• **THE RECORDS**
↓↓↓

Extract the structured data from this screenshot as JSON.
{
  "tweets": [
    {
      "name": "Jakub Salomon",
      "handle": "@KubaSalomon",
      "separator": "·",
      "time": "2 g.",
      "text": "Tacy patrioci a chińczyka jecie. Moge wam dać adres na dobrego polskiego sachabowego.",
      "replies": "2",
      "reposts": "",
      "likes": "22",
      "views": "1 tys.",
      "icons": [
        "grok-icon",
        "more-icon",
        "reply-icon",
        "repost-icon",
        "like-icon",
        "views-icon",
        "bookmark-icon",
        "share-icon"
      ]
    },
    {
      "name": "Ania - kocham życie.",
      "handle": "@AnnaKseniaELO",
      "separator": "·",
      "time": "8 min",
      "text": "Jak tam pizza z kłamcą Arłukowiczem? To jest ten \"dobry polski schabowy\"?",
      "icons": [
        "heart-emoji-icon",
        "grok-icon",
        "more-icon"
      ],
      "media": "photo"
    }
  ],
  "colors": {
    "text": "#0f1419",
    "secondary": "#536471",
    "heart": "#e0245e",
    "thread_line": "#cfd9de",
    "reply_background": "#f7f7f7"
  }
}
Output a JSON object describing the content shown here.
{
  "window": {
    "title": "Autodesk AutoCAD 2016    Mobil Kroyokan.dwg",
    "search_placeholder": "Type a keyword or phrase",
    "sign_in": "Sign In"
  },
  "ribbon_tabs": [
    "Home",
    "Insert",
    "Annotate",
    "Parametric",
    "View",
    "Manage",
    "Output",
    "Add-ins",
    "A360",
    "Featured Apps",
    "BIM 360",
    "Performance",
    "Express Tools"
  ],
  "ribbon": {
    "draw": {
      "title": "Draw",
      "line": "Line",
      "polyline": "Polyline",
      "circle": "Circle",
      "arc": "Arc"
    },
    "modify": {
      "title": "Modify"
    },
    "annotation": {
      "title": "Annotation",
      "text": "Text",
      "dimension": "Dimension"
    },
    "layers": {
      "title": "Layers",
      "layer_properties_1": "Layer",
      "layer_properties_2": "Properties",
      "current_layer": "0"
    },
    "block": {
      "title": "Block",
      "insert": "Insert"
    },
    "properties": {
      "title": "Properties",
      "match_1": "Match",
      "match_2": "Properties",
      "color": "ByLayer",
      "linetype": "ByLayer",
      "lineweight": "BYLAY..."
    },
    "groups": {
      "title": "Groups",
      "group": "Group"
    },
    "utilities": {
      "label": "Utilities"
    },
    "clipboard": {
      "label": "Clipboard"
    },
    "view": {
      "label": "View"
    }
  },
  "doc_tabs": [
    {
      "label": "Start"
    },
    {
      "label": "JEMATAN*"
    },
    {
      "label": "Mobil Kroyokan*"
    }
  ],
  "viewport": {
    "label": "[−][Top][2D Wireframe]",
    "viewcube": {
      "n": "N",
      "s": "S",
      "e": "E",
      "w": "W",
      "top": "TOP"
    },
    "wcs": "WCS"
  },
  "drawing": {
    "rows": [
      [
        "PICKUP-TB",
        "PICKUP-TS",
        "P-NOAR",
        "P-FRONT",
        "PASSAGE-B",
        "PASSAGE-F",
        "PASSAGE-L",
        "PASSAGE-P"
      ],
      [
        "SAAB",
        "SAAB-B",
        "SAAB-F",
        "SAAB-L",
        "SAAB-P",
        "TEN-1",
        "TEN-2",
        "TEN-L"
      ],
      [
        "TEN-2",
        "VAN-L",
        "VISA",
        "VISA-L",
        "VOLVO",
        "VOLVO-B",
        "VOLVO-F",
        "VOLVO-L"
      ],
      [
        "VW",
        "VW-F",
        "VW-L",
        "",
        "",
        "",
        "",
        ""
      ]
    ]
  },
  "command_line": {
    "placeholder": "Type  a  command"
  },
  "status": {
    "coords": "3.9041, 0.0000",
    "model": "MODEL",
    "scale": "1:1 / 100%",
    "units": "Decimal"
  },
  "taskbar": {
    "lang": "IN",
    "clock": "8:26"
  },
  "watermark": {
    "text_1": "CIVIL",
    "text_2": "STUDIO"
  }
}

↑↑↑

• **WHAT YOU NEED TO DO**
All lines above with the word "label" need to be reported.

• **EXERCISE RESULT**
      "label": "Utilities"
      "label": "Clipboard"
      "label": "View"
      "label": "Start"
      "label": "JEMATAN*"
      "label": "Mobil Kroyokan*"
    "label": "[−][Top][2D Wireframe]",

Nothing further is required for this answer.